But it was throughout university, that the concept of gender inequality really hit home. I was working as a journalist during the reign of Australia’s first-ever female Prime Minister, and whether you’re a fan of her politics or not, most can agree that Julia Gillard was treated dismally. Whether it was her hair, her boyfriend or her outfit choices, the Prime Minister’s leadership capabilities were consistently belittled.
Sadly, when I looked further afield, my concerns only increased. Just 30 per cent of Australia’s federal politicians were female, we had an 18 per cent gender pay gap (now 16 percent), and more men called Peter were running Australia’s ASX 200 companies than women altogether.
At a similar time, I grew increasingly concerned about rural and remote education. Passionate about country communities thriving and succeeding, I was shocked to hear that the more remote a student gets, the worse attitudes to schooling and school completion rates are. Distance, time and funding barriers were preventing rural kids from accessing the education and career opportunities they deserved.
Pairing these issues together, I saw a niche group of young women in rural Australia needing additional support. I felt a call-to-action, and a desire to help these young women succeed. So I had an idea, and that idea was Country to Canberra.

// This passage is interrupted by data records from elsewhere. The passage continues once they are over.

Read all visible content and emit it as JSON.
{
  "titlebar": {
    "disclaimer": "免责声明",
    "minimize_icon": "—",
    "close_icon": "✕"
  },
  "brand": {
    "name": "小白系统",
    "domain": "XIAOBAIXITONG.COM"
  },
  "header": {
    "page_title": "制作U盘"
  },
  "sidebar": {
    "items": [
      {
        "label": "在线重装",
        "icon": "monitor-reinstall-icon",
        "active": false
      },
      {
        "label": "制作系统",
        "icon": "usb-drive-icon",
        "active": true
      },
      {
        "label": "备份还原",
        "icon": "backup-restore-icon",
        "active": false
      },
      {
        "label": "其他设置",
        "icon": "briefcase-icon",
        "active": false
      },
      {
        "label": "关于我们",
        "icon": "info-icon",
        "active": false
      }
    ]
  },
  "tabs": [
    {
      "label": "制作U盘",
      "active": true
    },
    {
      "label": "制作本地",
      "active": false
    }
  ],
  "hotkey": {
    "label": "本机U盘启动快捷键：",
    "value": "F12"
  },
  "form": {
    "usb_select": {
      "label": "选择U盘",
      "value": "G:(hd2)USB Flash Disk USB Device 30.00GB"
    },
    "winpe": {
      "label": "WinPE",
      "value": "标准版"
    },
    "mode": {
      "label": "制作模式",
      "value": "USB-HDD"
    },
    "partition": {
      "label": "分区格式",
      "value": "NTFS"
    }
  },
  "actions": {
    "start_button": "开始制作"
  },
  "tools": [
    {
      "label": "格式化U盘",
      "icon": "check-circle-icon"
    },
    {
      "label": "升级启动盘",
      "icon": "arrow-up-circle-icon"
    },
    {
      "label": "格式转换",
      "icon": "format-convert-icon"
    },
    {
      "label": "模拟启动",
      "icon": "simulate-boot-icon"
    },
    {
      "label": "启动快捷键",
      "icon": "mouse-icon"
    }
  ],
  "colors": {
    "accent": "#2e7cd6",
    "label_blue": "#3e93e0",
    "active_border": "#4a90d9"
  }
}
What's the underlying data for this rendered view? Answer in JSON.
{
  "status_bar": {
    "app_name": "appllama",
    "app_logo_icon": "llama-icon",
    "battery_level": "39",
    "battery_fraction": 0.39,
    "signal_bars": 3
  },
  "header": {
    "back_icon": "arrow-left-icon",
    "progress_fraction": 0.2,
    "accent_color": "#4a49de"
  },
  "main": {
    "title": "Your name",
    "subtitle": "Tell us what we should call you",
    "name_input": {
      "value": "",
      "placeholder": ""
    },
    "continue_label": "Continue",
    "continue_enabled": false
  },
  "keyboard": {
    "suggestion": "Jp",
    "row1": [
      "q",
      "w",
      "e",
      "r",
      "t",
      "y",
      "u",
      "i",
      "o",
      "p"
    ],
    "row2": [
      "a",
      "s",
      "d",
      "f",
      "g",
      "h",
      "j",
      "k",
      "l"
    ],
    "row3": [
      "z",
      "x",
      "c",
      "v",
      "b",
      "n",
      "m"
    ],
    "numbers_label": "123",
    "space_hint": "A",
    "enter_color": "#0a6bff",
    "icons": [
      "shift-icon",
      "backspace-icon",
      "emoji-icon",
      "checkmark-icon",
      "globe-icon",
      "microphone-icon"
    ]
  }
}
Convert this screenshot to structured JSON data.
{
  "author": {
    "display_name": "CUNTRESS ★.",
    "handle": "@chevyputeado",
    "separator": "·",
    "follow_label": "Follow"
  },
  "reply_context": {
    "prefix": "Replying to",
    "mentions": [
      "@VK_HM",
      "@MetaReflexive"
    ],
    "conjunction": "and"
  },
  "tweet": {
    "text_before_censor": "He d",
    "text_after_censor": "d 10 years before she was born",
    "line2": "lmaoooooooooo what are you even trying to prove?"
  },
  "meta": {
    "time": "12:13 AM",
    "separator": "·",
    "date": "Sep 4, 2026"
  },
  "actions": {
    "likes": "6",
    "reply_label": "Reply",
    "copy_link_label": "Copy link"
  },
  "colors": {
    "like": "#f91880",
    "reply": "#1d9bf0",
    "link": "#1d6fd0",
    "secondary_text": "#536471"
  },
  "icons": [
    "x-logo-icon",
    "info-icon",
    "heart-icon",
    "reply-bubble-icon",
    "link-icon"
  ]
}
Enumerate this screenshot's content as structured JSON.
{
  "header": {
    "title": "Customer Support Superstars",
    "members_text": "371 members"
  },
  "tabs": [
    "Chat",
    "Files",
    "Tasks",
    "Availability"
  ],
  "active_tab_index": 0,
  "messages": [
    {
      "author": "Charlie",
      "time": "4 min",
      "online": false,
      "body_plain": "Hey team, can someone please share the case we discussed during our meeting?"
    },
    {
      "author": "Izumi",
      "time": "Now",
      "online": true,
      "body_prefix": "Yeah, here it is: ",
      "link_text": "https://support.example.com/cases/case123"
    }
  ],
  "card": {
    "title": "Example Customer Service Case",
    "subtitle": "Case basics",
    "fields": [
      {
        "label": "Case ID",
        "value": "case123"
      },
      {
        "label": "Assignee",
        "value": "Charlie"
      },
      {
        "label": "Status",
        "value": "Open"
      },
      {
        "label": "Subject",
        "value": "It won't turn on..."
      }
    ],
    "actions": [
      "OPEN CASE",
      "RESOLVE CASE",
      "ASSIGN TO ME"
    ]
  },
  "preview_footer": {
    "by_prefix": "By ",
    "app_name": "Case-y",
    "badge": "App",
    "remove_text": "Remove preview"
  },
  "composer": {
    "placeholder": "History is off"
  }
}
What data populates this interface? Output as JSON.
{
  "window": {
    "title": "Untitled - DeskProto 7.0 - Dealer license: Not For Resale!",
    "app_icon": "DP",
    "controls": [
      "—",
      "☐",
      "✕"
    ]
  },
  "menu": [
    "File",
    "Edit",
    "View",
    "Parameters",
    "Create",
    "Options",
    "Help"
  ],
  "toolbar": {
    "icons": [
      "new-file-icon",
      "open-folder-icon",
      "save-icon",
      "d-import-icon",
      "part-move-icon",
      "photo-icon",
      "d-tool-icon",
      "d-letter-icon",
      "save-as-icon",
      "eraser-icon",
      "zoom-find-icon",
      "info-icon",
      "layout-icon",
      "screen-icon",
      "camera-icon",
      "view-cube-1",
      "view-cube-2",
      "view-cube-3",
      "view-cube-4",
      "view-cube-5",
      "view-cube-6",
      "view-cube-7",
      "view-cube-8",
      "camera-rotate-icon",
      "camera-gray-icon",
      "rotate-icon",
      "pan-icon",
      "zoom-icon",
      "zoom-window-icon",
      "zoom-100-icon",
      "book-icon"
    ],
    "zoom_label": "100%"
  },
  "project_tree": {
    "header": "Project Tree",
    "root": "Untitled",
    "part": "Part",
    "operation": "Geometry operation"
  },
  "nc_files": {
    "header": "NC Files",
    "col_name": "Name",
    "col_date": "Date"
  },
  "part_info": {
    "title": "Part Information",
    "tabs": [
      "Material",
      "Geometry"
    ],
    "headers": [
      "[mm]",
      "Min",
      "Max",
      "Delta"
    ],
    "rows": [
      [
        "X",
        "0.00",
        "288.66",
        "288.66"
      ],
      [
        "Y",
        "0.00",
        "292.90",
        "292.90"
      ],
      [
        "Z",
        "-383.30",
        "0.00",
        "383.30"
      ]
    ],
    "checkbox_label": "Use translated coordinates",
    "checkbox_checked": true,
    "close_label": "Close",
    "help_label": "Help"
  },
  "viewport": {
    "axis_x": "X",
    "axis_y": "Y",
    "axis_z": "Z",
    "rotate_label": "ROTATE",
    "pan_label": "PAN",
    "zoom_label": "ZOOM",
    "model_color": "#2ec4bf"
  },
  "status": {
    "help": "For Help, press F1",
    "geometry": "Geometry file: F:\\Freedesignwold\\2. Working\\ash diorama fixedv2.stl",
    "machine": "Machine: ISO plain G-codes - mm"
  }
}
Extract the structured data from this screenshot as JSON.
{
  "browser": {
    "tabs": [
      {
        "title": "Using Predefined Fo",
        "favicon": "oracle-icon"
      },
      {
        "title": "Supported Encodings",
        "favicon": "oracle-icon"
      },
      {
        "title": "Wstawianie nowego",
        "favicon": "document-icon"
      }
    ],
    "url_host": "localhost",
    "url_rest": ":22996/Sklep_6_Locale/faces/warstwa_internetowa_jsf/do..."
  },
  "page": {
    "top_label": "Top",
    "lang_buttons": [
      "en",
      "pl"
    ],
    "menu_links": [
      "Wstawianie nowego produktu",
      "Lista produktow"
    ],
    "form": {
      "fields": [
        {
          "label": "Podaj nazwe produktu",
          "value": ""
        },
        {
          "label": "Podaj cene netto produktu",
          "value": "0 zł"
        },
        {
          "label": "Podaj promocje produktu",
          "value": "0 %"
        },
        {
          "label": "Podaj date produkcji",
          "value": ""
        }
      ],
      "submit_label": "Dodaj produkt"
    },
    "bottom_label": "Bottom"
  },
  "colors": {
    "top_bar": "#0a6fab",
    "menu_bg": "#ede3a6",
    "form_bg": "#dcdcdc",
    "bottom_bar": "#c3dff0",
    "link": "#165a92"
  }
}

Founded in 2014, Country to Canberra is a volunteer-driven nationwide not-for-profit organisation that empowers young rural women to reach their leadership potential. Our award-winning programs provide leadership training, inspire self-belief and connect teenage girls with mentors and role models. From the ABC to WIN News, we’ve been featured in hundreds of media outlets and have made a huge difference in scores of girls’ lives. Our flagship program is a national leadership competition, where winners are awarded with a ‘Power Trip’ to the ACT to meet CEOs, Ministers, receive leadership and public speaking training from the likes of TEDx, formal mentorship and more.
We know the impact strong female role models have on young women’s leadership aspirations. Recently, the New York Times found that nearly a quarter of teenage girls said Hillary Clinton’s 2016 presidential candidacy encouraged them to seek leadership positions. From the Foreign Minister Julie Bishop to Deputy Opposition Leader Tanya Plibersek, our Power Trip connects girls to powerful female leaders, and equips winners with skills and knowledge to share widely in their local communities.
In addition to our Leadership Competition and Power Trip, we mentor and facilitate a ‘Blogger Team’ of young women, giving them a platform to discuss key issues and showcase their talents. Excitingly, we have also just won Holden and SBS’s first-ever grant to run our ‘Project Empower’ leadership workshops in rural and remote schools across Australia. We’ll be traveling to every state and territory to reach as many students as possible to ensure all young women know their self-worth, know how to identify and discuss equality issues, and are empowered to achieve their dreams. This is a game-changer for Country to Canberra, and will give us an ability to reach more young women and communities than ever before.
Personally, I put my heart and soul into Country to Canberra. From seeking grants and sponsorships to managing social media accounts, I run Country to Canberra pro bono and lead a team of 13 volunteers, while also working full-time at the Department of Prime Minister & Cabinet. Plus, like most volunteers, my passion has pulled me into other great initiatives, and I am also a Board Director at YWCA Canberra, a Global Shaper through the World Economic Forum and a Director of the National Rural Women’s Coalition.
It can be tiring, but anytime I even begin to feel an ounce of fatigue, I remember the incredible impact we have had on so many young rural women. I muse about our Power trip winner Ellecha, who told me that she has never had anyone believe in her the way Country to Canberra did. I think about Nooria, who migrated from Afghanistan to Alice Springs as a child, who says that Country to Canberra changed her life forever. But I also think about the girls who were told ‘to stay in the kitchen’ instead of play football, as recounted by our Teen Blogger Hannah, and I ponder a 2015 survey by Plan International and Our Watch, which found that one-third of young women believed it would be easier to secure their “dream job” in Australia if they were male. This motivates me to continue striving to create change, and build pathways for girls to thrive.
Whether its farming or fixing fences, teaching, politics, or something entirely new, Country to Canberra is proactive about disrupting the status quo and ensuring all girls can reach their potential. In five, 10 or 15 years time, we don’t want any young women to live in a world where women are subject to structural bias. We don’t want them to earn less compared to their male counterparts and we don’t want women to be dying at the hands of their partners. We want them to thrive on an even playing field, and I genuinely believe it’s our contemporary duty to build it.